■ Your goal ■
Leave the pictures aside and give back every entry below word for word.

■ Data provided ■
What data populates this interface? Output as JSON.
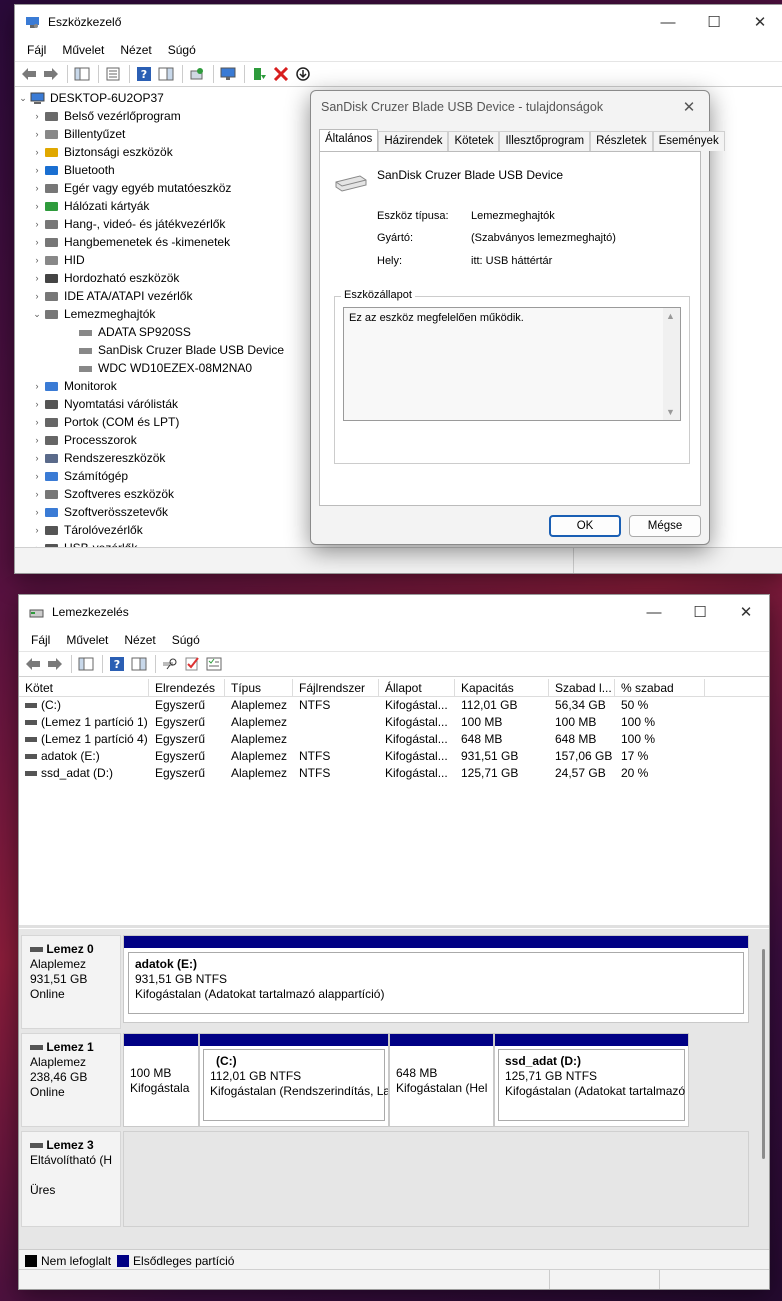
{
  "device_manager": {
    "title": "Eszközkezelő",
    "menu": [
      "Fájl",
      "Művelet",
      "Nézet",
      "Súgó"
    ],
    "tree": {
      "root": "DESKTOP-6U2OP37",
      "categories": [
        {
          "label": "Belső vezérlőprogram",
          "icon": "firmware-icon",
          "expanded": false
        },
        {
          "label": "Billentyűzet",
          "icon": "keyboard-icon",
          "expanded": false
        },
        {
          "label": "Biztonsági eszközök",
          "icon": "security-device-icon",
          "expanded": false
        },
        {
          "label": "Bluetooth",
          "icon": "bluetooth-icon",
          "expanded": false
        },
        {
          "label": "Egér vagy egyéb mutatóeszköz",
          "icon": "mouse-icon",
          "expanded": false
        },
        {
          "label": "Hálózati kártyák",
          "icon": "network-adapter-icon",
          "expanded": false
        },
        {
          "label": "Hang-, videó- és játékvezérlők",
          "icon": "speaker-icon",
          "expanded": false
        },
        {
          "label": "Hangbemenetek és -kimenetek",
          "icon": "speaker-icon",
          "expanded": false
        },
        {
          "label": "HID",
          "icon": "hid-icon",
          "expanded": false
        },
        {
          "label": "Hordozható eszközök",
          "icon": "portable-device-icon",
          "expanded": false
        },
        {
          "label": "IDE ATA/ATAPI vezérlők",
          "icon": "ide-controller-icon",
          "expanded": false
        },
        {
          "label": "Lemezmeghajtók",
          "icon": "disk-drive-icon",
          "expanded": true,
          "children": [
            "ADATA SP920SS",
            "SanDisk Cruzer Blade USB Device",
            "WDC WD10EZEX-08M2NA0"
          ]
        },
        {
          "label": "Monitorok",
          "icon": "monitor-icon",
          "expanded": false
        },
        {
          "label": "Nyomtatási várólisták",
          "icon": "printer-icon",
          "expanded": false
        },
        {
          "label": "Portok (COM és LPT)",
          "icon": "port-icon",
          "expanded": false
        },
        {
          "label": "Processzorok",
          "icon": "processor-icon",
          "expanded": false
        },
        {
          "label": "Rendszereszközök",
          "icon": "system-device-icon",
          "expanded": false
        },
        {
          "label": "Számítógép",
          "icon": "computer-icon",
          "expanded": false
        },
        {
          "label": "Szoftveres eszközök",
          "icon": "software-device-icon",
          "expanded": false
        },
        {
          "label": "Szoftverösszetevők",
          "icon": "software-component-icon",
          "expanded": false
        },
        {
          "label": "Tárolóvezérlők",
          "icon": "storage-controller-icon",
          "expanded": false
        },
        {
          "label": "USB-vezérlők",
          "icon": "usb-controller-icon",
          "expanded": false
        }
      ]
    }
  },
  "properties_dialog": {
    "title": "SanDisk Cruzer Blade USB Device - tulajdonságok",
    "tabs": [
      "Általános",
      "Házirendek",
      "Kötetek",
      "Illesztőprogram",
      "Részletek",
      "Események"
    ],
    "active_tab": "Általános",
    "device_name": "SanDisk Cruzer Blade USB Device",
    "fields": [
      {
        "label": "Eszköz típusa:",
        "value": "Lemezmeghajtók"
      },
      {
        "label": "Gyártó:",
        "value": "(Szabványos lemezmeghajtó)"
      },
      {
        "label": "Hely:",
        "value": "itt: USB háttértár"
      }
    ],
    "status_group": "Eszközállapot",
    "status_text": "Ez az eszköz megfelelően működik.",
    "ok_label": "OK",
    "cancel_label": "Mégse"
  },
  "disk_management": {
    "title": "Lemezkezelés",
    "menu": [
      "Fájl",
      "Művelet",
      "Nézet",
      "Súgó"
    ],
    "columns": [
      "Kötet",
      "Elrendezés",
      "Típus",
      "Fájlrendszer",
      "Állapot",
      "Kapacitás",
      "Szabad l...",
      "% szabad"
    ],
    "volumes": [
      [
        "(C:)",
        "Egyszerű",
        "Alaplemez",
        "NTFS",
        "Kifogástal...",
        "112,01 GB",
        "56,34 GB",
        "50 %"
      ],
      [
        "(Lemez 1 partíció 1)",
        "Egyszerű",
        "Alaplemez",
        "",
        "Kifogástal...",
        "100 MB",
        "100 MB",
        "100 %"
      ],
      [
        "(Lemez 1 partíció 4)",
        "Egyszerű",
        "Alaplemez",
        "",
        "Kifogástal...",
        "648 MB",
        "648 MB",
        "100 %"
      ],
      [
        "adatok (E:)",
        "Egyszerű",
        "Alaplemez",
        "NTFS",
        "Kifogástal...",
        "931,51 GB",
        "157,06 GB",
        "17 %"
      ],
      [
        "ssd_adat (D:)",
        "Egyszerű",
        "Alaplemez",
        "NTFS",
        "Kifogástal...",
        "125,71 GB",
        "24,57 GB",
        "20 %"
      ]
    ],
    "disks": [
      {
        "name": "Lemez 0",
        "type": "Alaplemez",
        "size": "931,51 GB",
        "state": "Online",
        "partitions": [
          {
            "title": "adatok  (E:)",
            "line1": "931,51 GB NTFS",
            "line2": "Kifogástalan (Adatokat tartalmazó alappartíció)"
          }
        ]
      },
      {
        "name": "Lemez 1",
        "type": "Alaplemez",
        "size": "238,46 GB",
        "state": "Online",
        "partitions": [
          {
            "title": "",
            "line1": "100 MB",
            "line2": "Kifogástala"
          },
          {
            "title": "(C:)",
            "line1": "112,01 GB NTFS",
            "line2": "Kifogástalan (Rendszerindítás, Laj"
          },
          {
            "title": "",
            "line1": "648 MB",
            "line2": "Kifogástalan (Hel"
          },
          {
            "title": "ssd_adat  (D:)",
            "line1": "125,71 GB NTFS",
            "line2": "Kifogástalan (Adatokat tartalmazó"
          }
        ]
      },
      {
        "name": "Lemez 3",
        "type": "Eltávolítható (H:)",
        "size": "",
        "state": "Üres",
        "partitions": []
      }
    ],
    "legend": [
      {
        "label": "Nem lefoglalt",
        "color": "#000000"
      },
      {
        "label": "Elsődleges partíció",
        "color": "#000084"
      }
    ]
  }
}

■ Answer to this problem ■
What data populates this interface? Output as JSON.
{
  "device_manager": {
    "title": "Eszközkezelő",
    "menu": [
      "Fájl",
      "Művelet",
      "Nézet",
      "Súgó"
    ],
    "tree": {
      "root": "DESKTOP-6U2OP37",
      "categories": [
        {
          "label": "Belső vezérlőprogram",
          "icon": "firmware-icon",
          "expanded": false
        },
        {
          "label": "Billentyűzet",
          "icon": "keyboard-icon",
          "expanded": false
        },
        {
          "label": "Biztonsági eszközök",
          "icon": "security-device-icon",
          "expanded": false
        },
        {
          "label": "Bluetooth",
          "icon": "bluetooth-icon",
          "expanded": false
        },
        {
          "label": "Egér vagy egyéb mutatóeszköz",
          "icon": "mouse-icon",
          "expanded": false
        },
        {
          "label": "Hálózati kártyák",
          "icon": "network-adapter-icon",
          "expanded": false
        },
        {
          "label": "Hang-, videó- és játékvezérlők",
          "icon": "speaker-icon",
          "expanded": false
        },
        {
          "label": "Hangbemenetek és -kimenetek",
          "icon": "speaker-icon",
          "expanded": false
        },
        {
          "label": "HID",
          "icon": "hid-icon",
          "expanded": false
        },
        {
          "label": "Hordozható eszközök",
          "icon": "portable-device-icon",
          "expanded": false
        },
        {
          "label": "IDE ATA/ATAPI vezérlők",
          "icon": "ide-controller-icon",
          "expanded": false
        },
        {
          "label": "Lemezmeghajtók",
          "icon": "disk-drive-icon",
          "expanded": true,
          "children": [
            "ADATA SP920SS",
            "SanDisk Cruzer Blade USB Device",
            "WDC WD10EZEX-08M2NA0"
          ]
        },
        {
          "label": "Monitorok",
          "icon": "monitor-icon",
          "expanded": false
        },
        {
          "label": "Nyomtatási várólisták",
          "icon": "printer-icon",
          "expanded": false
        },
        {
          "label": "Portok (COM és LPT)",
          "icon": "port-icon",
          "expanded": false
        },
        {
          "label": "Processzorok",
          "icon": "processor-icon",
          "expanded": false
        },
        {
          "label": "Rendszereszközök",
          "icon": "system-device-icon",
          "expanded": false
        },
        {
          "label": "Számítógép",
          "icon": "computer-icon",
          "expanded": false
        },
        {
          "label": "Szoftveres eszközök",
          "icon": "software-device-icon",
          "expanded": false
        },
        {
          "label": "Szoftverösszetevők",
          "icon": "software-component-icon",
          "expanded": false
        },
        {
          "label": "Tárolóvezérlők",
          "icon": "storage-controller-icon",
          "expanded": false
        },
        {
          "label": "USB-vezérlők",
          "icon": "usb-controller-icon",
          "expanded": false
        }
      ]
    }
  },
  "properties_dialog": {
    "title": "SanDisk Cruzer Blade USB Device - tulajdonságok",
    "tabs": [
      "Általános",
      "Házirendek",
      "Kötetek",
      "Illesztőprogram",
      "Részletek",
      "Események"
    ],
    "active_tab": "Általános",
    "device_name": "SanDisk Cruzer Blade USB Device",
    "fields": [
      {
        "label": "Eszköz típusa:",
        "value": "Lemezmeghajtók"
      },
      {
        "label": "Gyártó:",
        "value": "(Szabványos lemezmeghajtó)"
      },
      {
        "label": "Hely:",
        "value": "itt: USB háttértár"
      }
    ],
    "status_group": "Eszközállapot",
    "status_text": "Ez az eszköz megfelelően működik.",
    "ok_label": "OK",
    "cancel_label": "Mégse"
  },
  "disk_management": {
    "title": "Lemezkezelés",
    "menu": [
      "Fájl",
      "Művelet",
      "Nézet",
      "Súgó"
    ],
    "columns": [
      "Kötet",
      "Elrendezés",
      "Típus",
      "Fájlrendszer",
      "Állapot",
      "Kapacitás",
      "Szabad l...",
      "% szabad"
    ],
    "volumes": [
      [
        "(C:)",
        "Egyszerű",
        "Alaplemez",
        "NTFS",
        "Kifogástal...",
        "112,01 GB",
        "56,34 GB",
        "50 %"
      ],
      [
        "(Lemez 1 partíció 1)",
        "Egyszerű",
        "Alaplemez",
        "",
        "Kifogástal...",
        "100 MB",
        "100 MB",
        "100 %"
      ],
      [
        "(Lemez 1 partíció 4)",
        "Egyszerű",
        "Alaplemez",
        "",
        "Kifogástal...",
        "648 MB",
        "648 MB",
        "100 %"
      ],
      [
        "adatok (E:)",
        "Egyszerű",
        "Alaplemez",
        "NTFS",
        "Kifogástal...",
        "931,51 GB",
        "157,06 GB",
        "17 %"
      ],
      [
        "ssd_adat (D:)",
        "Egyszerű",
        "Alaplemez",
        "NTFS",
        "Kifogástal...",
        "125,71 GB",
        "24,57 GB",
        "20 %"
      ]
    ],
    "disks": [
      {
        "name": "Lemez 0",
        "type": "Alaplemez",
        "size": "931,51 GB",
        "state": "Online",
        "partitions": [
          {
            "title": "adatok  (E:)",
            "line1": "931,51 GB NTFS",
            "line2": "Kifogástalan (Adatokat tartalmazó alappartíció)"
          }
        ]
      },
      {
        "name": "Lemez 1",
        "type": "Alaplemez",
        "size": "238,46 GB",
        "state": "Online",
        "partitions": [
          {
            "title": "",
            "line1": "100 MB",
            "line2": "Kifogástala"
          },
          {
            "title": "(C:)",
            "line1": "112,01 GB NTFS",
            "line2": "Kifogástalan (Rendszerindítás, Laj"
          },
          {
            "title": "",
            "line1": "648 MB",
            "line2": "Kifogástalan (Hel"
          },
          {
            "title": "ssd_adat  (D:)",
            "line1": "125,71 GB NTFS",
            "line2": "Kifogástalan (Adatokat tartalmazó"
          }
        ]
      },
      {
        "name": "Lemez 3",
        "type": "Eltávolítható (H:)",
        "size": "",
        "state": "Üres",
        "partitions": []
      }
    ],
    "legend": [
      {
        "label": "Nem lefoglalt",
        "color": "#000000"
      },
      {
        "label": "Elsődleges partíció",
        "color": "#000084"
      }
    ]
  }
}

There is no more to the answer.